Yet the question remains, why produce a mid-size saloon such as the C-Class at a plant that is set up to build SUVs?
The answer relates back to the recent downturn. “As an SUV manufacturer we were hit pretty hard. We were prepared, but not to the extent we needed. It really was a disaster. A lot of people still want big engines and big cars, but adding the C-Class will help us, it will give us a buffer.”
People from MBUSI are playing a role in developing the new model in Germany. “With the C-Class, we’re now involved in the very early stages of prototypes, looking at the product, materials; our people are side by side with people at Sindelfingen. I was just [in Germany] and we saw rapid prototyping of parts, and our people were being consulted by the development engineer - it was great!”
While there is such a clear and defined link back to headquarters, it is doubtful the MBUSI plant will ever act as a fully-independent entity. Nissan is currently in much the same situation, with model development still carried out in Japan, but as Brian Sullivan explains, that might change in the future. “Japan controls equipment and processes, while regional committees control operations, but we’re at a point where even that’s changing. Now, when we launch a new vehicle, we send a lot of the team to Japan to learn the architecture. Ten years from now, I wouldn’t be surprised if we’re doing all of that in the US. We have a technical center in Detroit, so we have the design know-how and experience. We have manufacturing and process engineering here, so we’re much more capable of doing the early development that we’ve ever been before.”

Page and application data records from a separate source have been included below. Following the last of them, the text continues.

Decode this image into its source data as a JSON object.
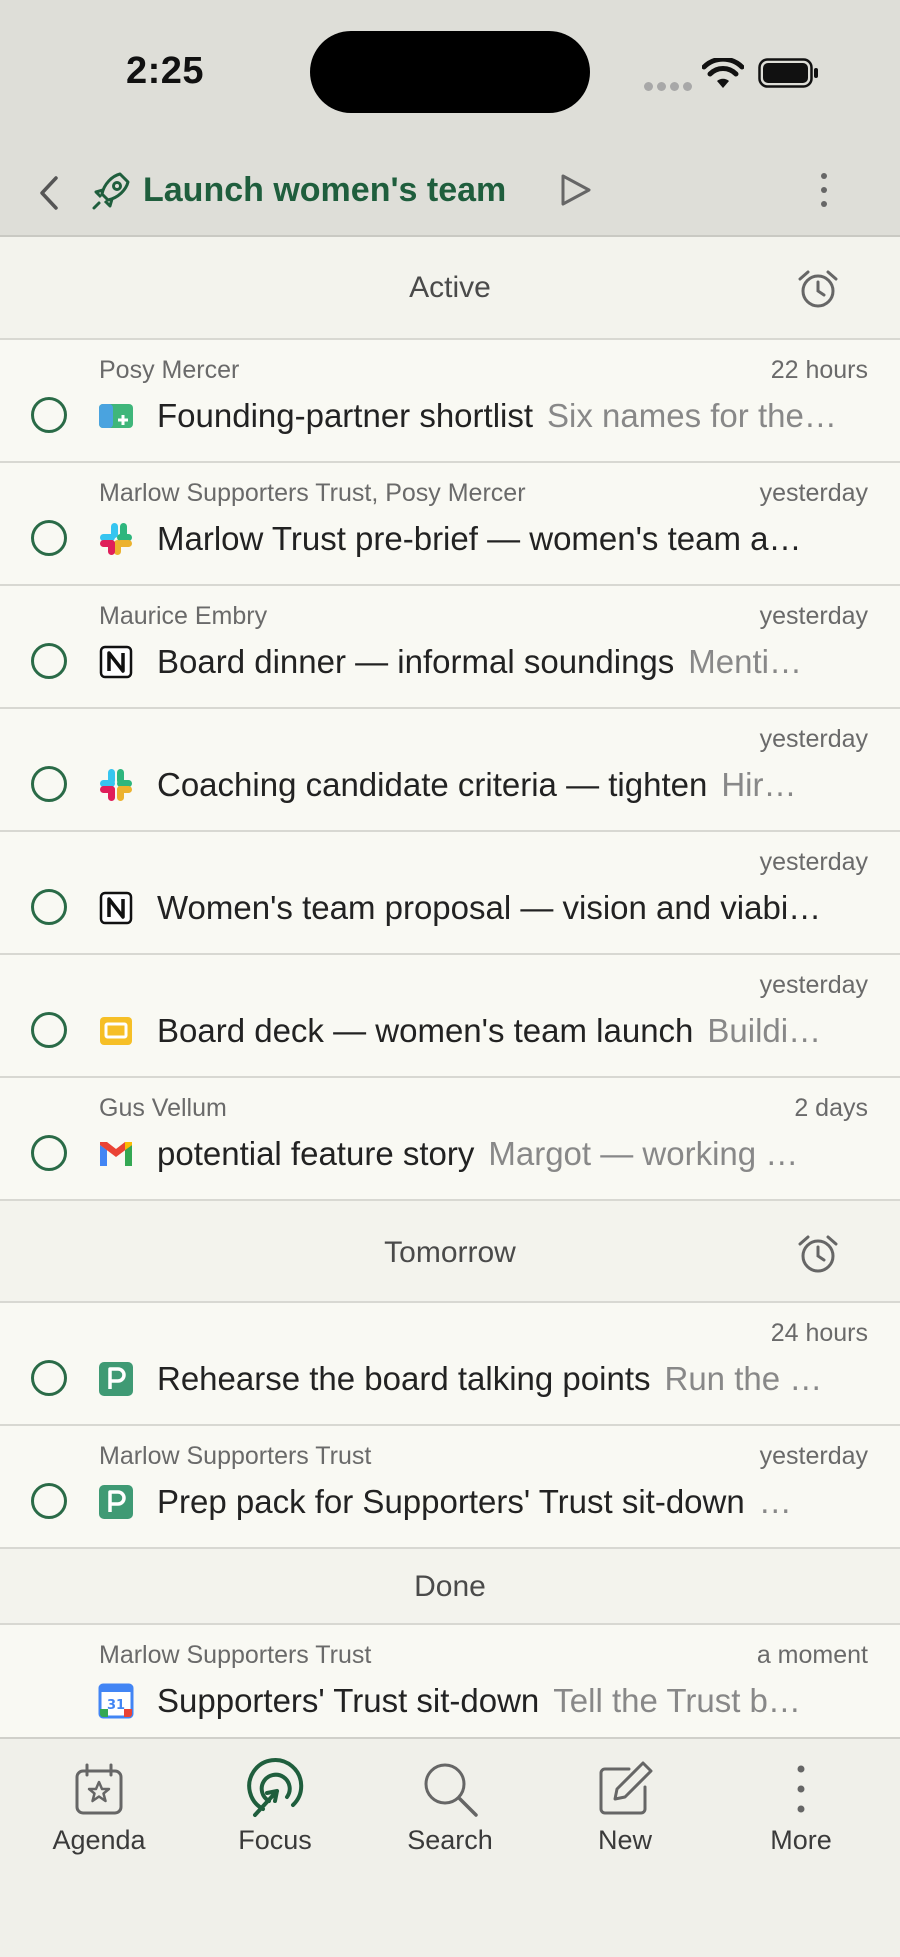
{
  "status_bar": {
    "time": "2:25"
  },
  "nav": {
    "title": "Launch women's team"
  },
  "sections": {
    "active": {
      "label": "Active",
      "rows": [
        {
          "meta_left": "Posy Mercer",
          "meta_right": "22 hours",
          "title": "Founding-partner shortlist",
          "snippet": "Six names for the…",
          "app": "board-icon"
        },
        {
          "meta_left": "Marlow Supporters Trust, Posy Mercer",
          "meta_right": "yesterday",
          "title": "Marlow Trust pre-brief — women's team a…",
          "snippet": "",
          "app": "slack-icon"
        },
        {
          "meta_left": "Maurice Embry",
          "meta_right": "yesterday",
          "title": "Board dinner — informal soundings",
          "snippet": "Menti…",
          "app": "notion-icon"
        },
        {
          "meta_left": "",
          "meta_right": "yesterday",
          "title": "Coaching candidate criteria — tighten",
          "snippet": "Hir…",
          "app": "slack-icon"
        },
        {
          "meta_left": "",
          "meta_right": "yesterday",
          "title": "Women's team proposal — vision and viabi…",
          "snippet": "",
          "app": "notion-icon"
        },
        {
          "meta_left": "",
          "meta_right": "yesterday",
          "title": "Board deck — women's team launch",
          "snippet": "Buildi…",
          "app": "slides-icon"
        },
        {
          "meta_left": "Gus Vellum",
          "meta_right": "2 days",
          "title": "potential feature story",
          "snippet": "Margot — working …",
          "app": "gmail-icon"
        }
      ]
    },
    "tomorrow": {
      "label": "Tomorrow",
      "rows": [
        {
          "meta_left": "",
          "meta_right": "24 hours",
          "title": "Rehearse the board talking points",
          "snippet": "Run the …",
          "app": "p-icon"
        },
        {
          "meta_left": "Marlow Supporters Trust",
          "meta_right": "yesterday",
          "title": "Prep pack for Supporters' Trust sit-down",
          "snippet": "…",
          "app": "p-icon"
        }
      ]
    },
    "done": {
      "label": "Done",
      "rows": [
        {
          "meta_left": "Marlow Supporters Trust",
          "meta_right": "a moment",
          "title": "Supporters' Trust sit-down",
          "snippet": "Tell the Trust b…",
          "app": "calendar-icon",
          "calendar_day": "31"
        }
      ]
    }
  },
  "tabs": [
    {
      "label": "Agenda",
      "icon": "agenda-icon"
    },
    {
      "label": "Focus",
      "icon": "focus-icon",
      "active": true
    },
    {
      "label": "Search",
      "icon": "search-icon"
    },
    {
      "label": "New",
      "icon": "compose-icon"
    },
    {
      "label": "More",
      "icon": "more-icon"
    }
  ],
  "colors": {
    "accent": "#1f5e3d",
    "check": "#2a6b47",
    "header_bg": "#deded8"
  }
}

Does that mean in a decade we might see models developed from the ground up for the US market? “I think it’s very possible,” he replies. We have a good process and we can move parts to any plant, we have that flexibility. We’ll have standards that are maintained out of Japan, but I think that we’ll see more of the physical side of development done within the Americas.”
Three or four decades ago, it must have been a singularly lonely experience setting up a new manufacturing facility for a transplant carmaker in the United States. But as technology has progressed, particularly in terms of communications, plants have never had greater access to their headquarters and sister facilities, which allows - amongst other elements - leadership and technical expertise to be shared across the manufacturing network.

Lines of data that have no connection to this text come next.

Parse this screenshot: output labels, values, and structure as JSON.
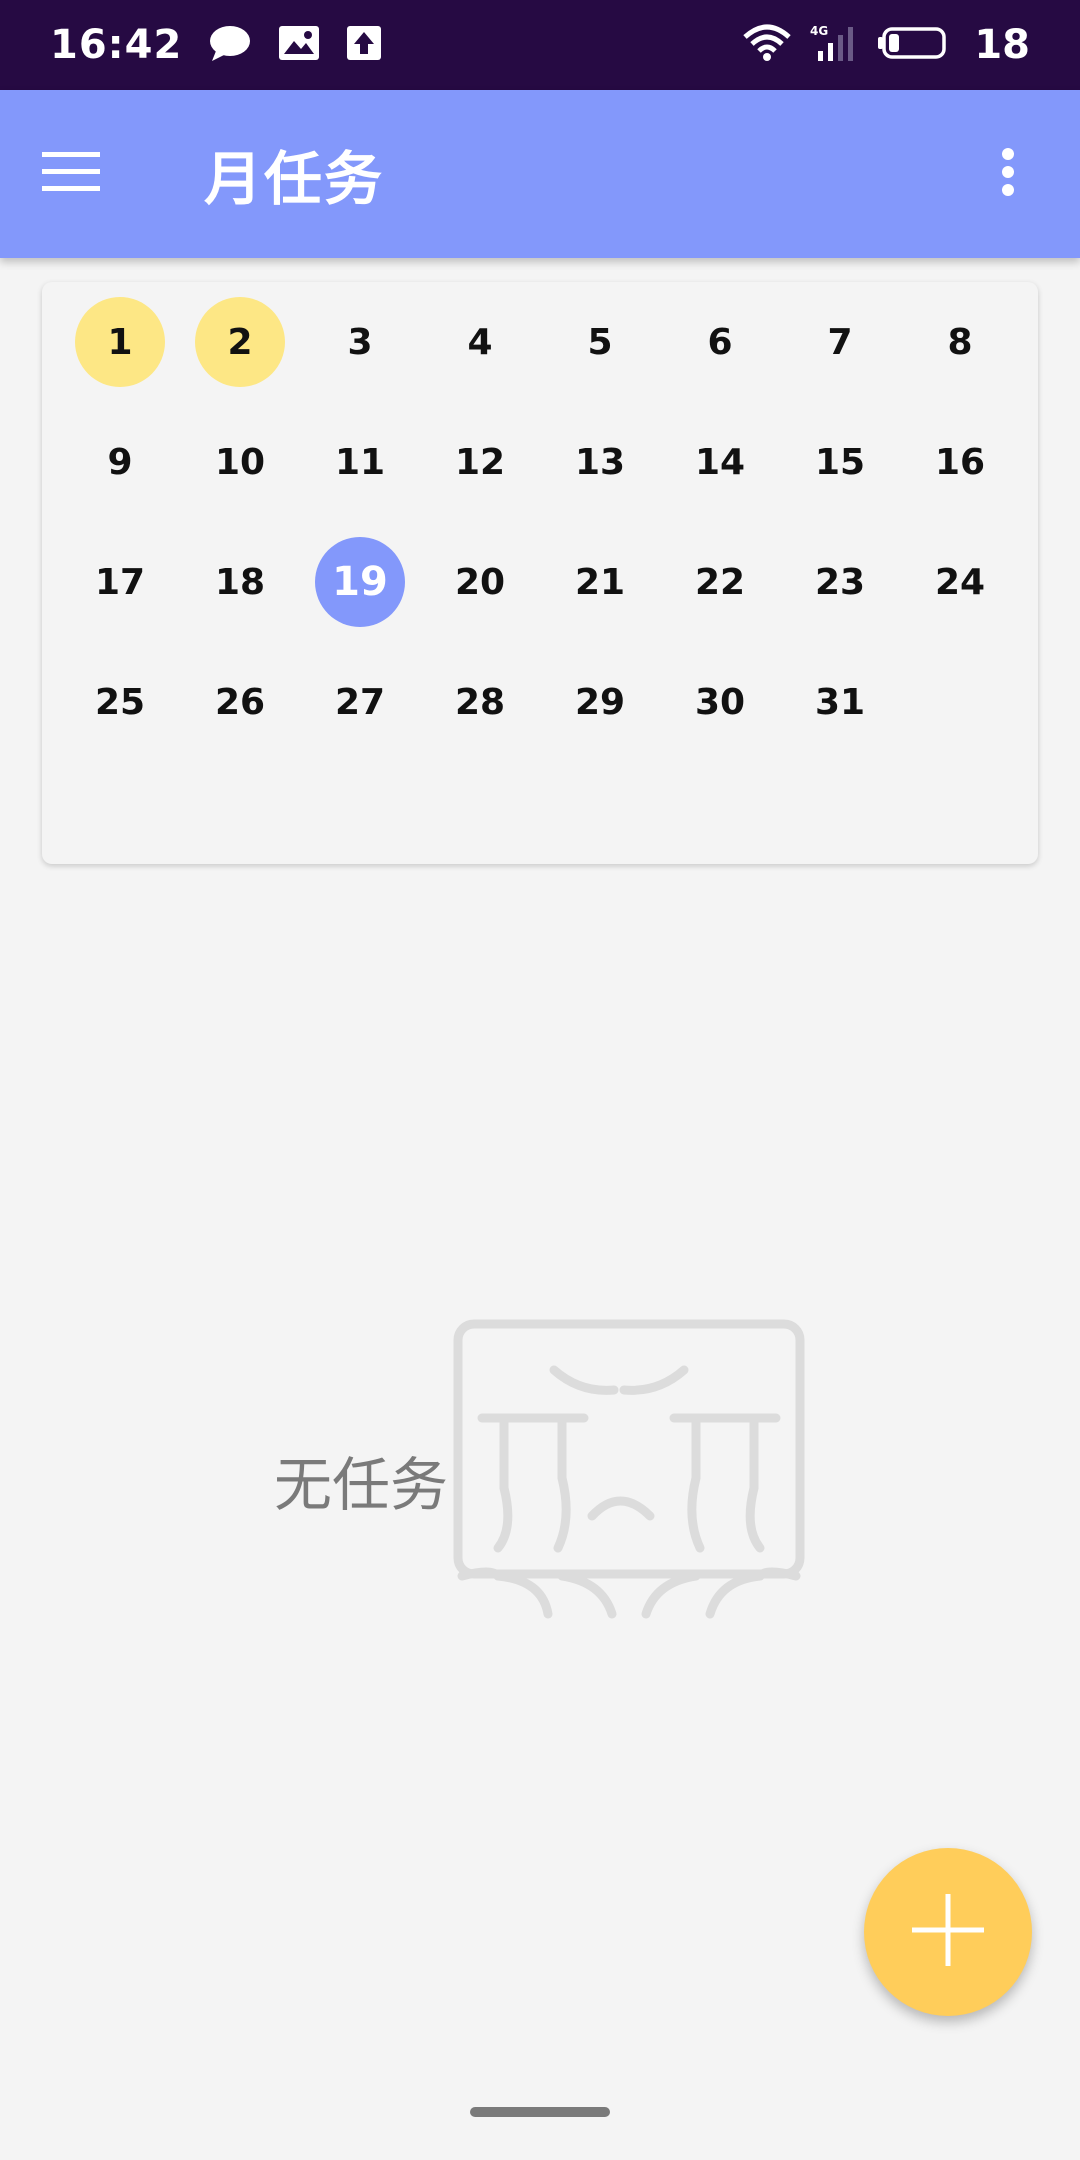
{
  "status_bar": {
    "time": "16:42",
    "icons": [
      "chat-bubble-icon",
      "image-icon",
      "upload-icon",
      "wifi-icon",
      "signal-4g-icon",
      "battery-icon"
    ],
    "battery_level": "18"
  },
  "app_bar": {
    "title": "月任务",
    "menu_icon": "hamburger-menu-icon",
    "more_icon": "more-vert-icon"
  },
  "calendar": {
    "days": [
      1,
      2,
      3,
      4,
      5,
      6,
      7,
      8,
      9,
      10,
      11,
      12,
      13,
      14,
      15,
      16,
      17,
      18,
      19,
      20,
      21,
      22,
      23,
      24,
      25,
      26,
      27,
      28,
      29,
      30,
      31
    ],
    "today": 19,
    "marked_days": [
      1,
      2
    ],
    "colors": {
      "marked": "#fde785",
      "today": "#8398fb"
    }
  },
  "empty_state": {
    "label": "无任务",
    "illustration_icon": "crying-face-icon"
  },
  "fab": {
    "icon": "plus-icon",
    "color": "#ffcd5a"
  },
  "colors": {
    "status_bar": "#260a43",
    "app_bar": "#8398fb",
    "background": "#f4f4f4"
  }
}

With products such as the Mercedes M-Class, Nissan Rogue (and Leaf EV) and the all-new Passat, these three carmakers are building the right vehicles in the right place, which while not guaranteeing success, makes achieving it that much easier. That said, this is no place to sit still, as a final comment from Markus Schaefer makes clear: “I would say that [building cars] will get more challenging over the next couple of years due to the technology. The processes and the cars themselves are changing so much, especially if you’re a premium manufacturer. I would say in the next couple of years, we will see tremendous changes in the way we build cars.”